For the first time, hackdays were held as part of the Swiss Statistics Meeting during the last weekend in Zurich. This pre-event called TWIST 2018 was not about dancing as one could assume, but all about data, statistics and the truth – it’s all in the name: Truth WIthin STatistics. In what follows I will give you a few insights into this fabulous event jointly organised by OpenData Stadt Zürich, Statistisches Amt Kanton Zürich, University of Zurich, Open Network Infrastructure Association and the R User-Group.
I joined all the other data and statistics enthusiasts who gathered this Saturday morning at the University of Zurich (my cherished alma mater) for a coffee before we were all taken on a data trip by the various providers (sponsors) of interesting data sets:
All in all, 17 challenges were presented to us. Each data sponsor had a couple of minutes to present their challenge. The range of topics was wide and very interesting: it included financial information, data on real estate transactions, bicycle traffic counts, data on popular votes, Linked Data, air traffic data, passenger flows, and many more. Fittingly, during the event, the representatives from the municipal Statistics Office announced the launch of Linked Open Statistical Data (LOSD) for the City of Zurich.
Some of the presented data was already open data, some was made available specifically for TWIST 2018. The choice which topic one wanted to dive into was not an easy one! I am sure you will agree when you have a look at the complete list of challenges:
After the short presentations, the participants gathered at the spot assigned to their topic and we all had the chance to get to know our team members and the data sponsor. First ideas were exchanged and more detailed questions about the data could be asked.
Be excellent to each other!
By 10:30am (just as planned – living up to the cliché of Swiss punctuality), the teams spread out to find their favourite spot to work and started “hacking”. There were two rooms generously offered by the University with coffee and snacks in the hallway between them.
We formed a group of five (plus the issuer of the challenge, who ended up being a full team member during the whole weekend) to work with data about air traffic provided by the Zurich Airport. Our good-spirited team made up of a biologist, two biostatisticians, a political scientist and two geographers fully lived up to the mission statement of “being excellent to each other”.
We all enjoyed exploring the data and exchanging ideas about what could be done with it: We did some explorative data analysis (EDA), flight delay predictions using various statistical models, some geogiffery and a bit of analysis related to night flights (have a look at our project results here). We used mainly R for our work. The hacking went on until 9pm, including a quick status update of all the teams and a Pizza break. During the status update, teams reported in a couple of minutes on what they had achieved so far, what they planned to do next, where they were struggling and what help they were looking for from other participants.
The second day
12 hours later, we were all back for coffee and croissants and another day of hacking! After some more data analysis and visualisation, the groups were getting everything ready for the wrap-up session. At 4pm sharp, all 9 project teams presented their results: It was amazing to see what was achieved during such a short time period, despite various challenges resulting e.g. from incomplete data sets or difficulties in accessing the data at the start.
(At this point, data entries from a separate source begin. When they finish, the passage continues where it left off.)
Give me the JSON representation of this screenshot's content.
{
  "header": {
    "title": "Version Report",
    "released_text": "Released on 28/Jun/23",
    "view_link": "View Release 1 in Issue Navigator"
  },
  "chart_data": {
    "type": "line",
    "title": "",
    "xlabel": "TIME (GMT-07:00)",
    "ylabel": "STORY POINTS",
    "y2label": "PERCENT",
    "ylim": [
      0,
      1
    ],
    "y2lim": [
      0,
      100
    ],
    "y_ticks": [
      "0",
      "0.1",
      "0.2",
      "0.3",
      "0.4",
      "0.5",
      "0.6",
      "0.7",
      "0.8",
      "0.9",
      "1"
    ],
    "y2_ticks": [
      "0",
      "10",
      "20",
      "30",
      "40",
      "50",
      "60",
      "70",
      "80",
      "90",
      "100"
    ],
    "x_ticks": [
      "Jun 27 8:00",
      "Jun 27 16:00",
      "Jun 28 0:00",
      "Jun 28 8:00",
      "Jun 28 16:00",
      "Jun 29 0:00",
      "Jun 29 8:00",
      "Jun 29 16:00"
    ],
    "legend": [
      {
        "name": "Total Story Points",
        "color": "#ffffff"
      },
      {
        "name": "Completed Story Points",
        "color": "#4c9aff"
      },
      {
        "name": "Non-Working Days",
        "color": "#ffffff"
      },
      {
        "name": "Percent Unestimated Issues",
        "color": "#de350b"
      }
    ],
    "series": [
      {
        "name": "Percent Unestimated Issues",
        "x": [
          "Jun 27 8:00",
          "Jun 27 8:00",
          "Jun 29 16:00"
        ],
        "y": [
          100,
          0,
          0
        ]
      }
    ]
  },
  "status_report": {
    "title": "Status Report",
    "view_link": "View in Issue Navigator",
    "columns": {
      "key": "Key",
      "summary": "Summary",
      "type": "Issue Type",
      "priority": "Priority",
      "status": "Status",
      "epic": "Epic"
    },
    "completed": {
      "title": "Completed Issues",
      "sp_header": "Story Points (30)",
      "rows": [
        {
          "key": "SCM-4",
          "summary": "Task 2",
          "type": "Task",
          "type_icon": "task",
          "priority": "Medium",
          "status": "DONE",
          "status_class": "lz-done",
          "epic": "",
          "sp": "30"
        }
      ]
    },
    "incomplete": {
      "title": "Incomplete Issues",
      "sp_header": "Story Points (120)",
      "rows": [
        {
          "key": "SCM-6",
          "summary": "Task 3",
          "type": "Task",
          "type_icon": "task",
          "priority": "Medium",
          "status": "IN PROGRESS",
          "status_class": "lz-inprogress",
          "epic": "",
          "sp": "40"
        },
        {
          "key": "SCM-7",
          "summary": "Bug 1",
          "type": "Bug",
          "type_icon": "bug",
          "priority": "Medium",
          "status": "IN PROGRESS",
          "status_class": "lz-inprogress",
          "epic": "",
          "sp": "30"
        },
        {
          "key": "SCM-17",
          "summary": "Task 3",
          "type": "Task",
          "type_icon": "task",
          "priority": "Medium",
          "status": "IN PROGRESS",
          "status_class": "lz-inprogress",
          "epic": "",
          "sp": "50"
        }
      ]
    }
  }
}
Have a look at everything that was accomplished during these two days on the TWIST 2018 website. The results were subsequently also presented at the Swiss Statistics Meeting. During these two days, the teams worked with and learned about different technologies such as Python, R, D3, SPARQL, Leaflet, Shiny, and many more.
As far as I know, it is not clear yet if there will be another TWIST event, since the Swiss Statistics Meeting is always organised in a different city. The organising team of TWIST 2018 sure did a great job at making this event a success and inspiration for the participants, and I would not be surprised if they are already thinking about future events. As for me, I found the TWIST 2018 weekend very inspiring and motivating to continue working in this area.